Tobacco Punitive Damages Ruling Overturned
Setting up a possible battle at the Florida Supreme Court, an appeals court Friday overturned a ruling that involved R.J. Reynolds Tobacco Co. being ordered to pay $5 million in punitive damages to the estate of a smoker who died of lung cancer.
The 2-1 decision by a panel of the 5th District Court of Appeal came in what is known as an “Engle progeny case” --- one of thousands of lawsuits filed in Florida against tobacco companies.
Those cases stem from a 2006 Florida Supreme Court ruling that established critical findings about issues such as the dangers of smoking and misrepresentation by cigarette makers.
The estate of Valton Sheffield, who died in 2007, filed a lawsuit against tobacco companies including R.J. Reynolds. An Orange County jury awarded $1.8 million in compensatory damages and $5 million in punitive damages to the estate.

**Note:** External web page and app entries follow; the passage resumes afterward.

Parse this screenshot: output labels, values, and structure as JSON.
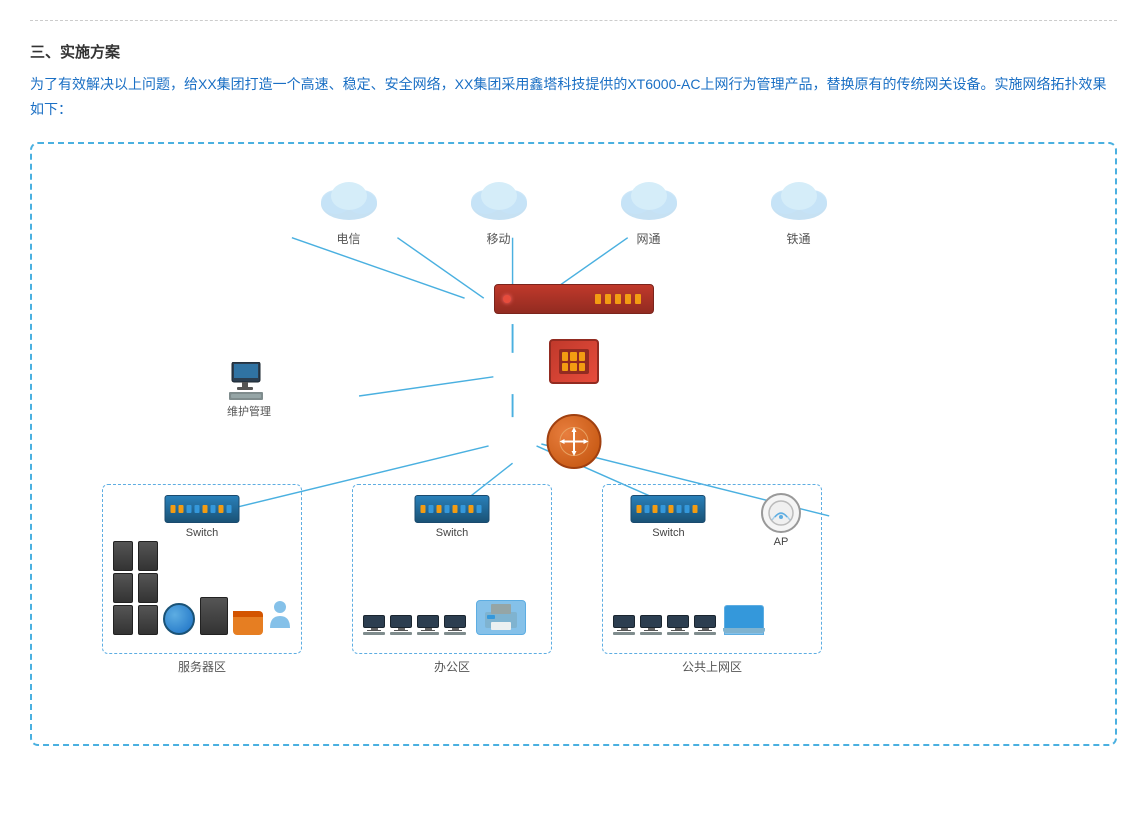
{
  "page": {
    "section_number": "三、实施方案",
    "description": "为了有效解决以上问题，给XX集团打造一个高速、稳定、安全网络，XX集团采用鑫塔科技提供的XT6000-AC上网行为管理产品，替换原有的传统网关设备。实施网络拓扑效果如下："
  },
  "diagram": {
    "isp_labels": [
      "电信",
      "移动",
      "网通",
      "铁通"
    ],
    "maintenance_label": "维护管理",
    "switches": {
      "servers_zone": "Switch",
      "office_zone": "Switch",
      "public_zone": "Switch"
    },
    "ap_label": "AP",
    "zones": {
      "servers": "服务器区",
      "office": "办公区",
      "public": "公共上网区"
    }
  }
}
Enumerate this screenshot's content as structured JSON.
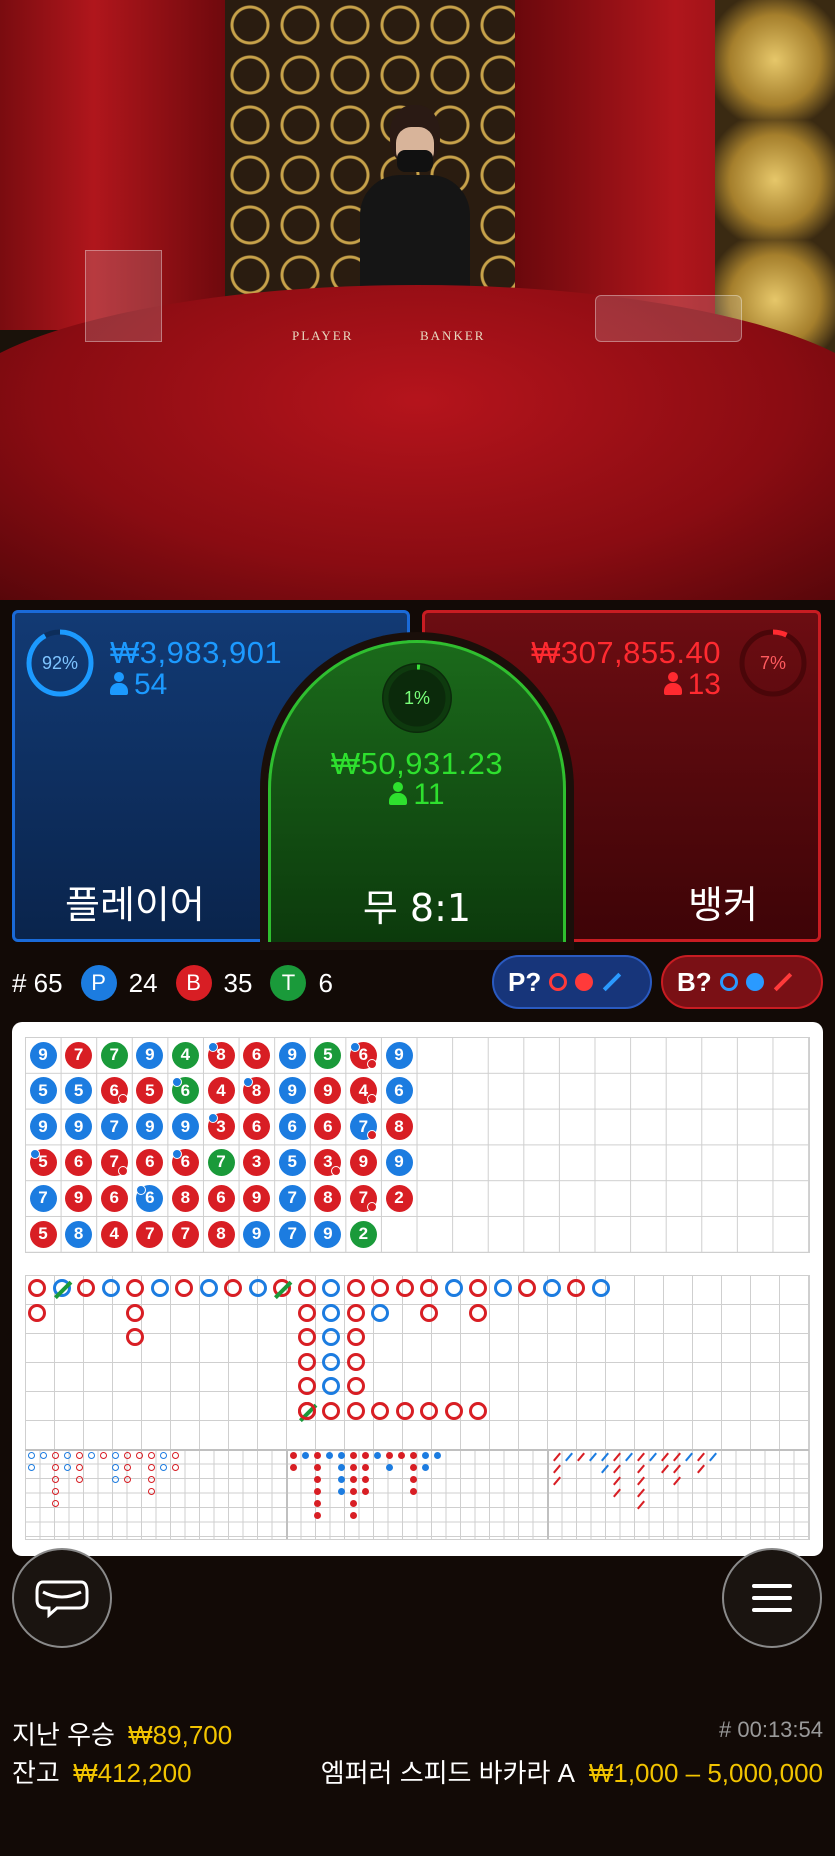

But R.J. Reynolds argued that a circuit judge improperly applied a pre-1999 version of a state punitive damages law to the case. Changes made to the law in 1999 could have shielded R.J. Reynolds from paying punitive damages.
Appeals-court judges James Edwards and Jay Cohen agreed Friday with the tobacco company’s arguments, ordering that the dispute go back to circuit court. But Judge Brian Lambert dissented, saying that the pre-1999 punitive damages law should apply because Sheffield was diagnosed with lung cancer in 1994.
Though the majority overturned the punitive-damages verdict, it acknowledged that its ruling conflicted with decisions by other state appellate courts. As a result, it suggested the Florida Supreme Court take up the issue --- a move known as certifying an issue to the Supreme Court.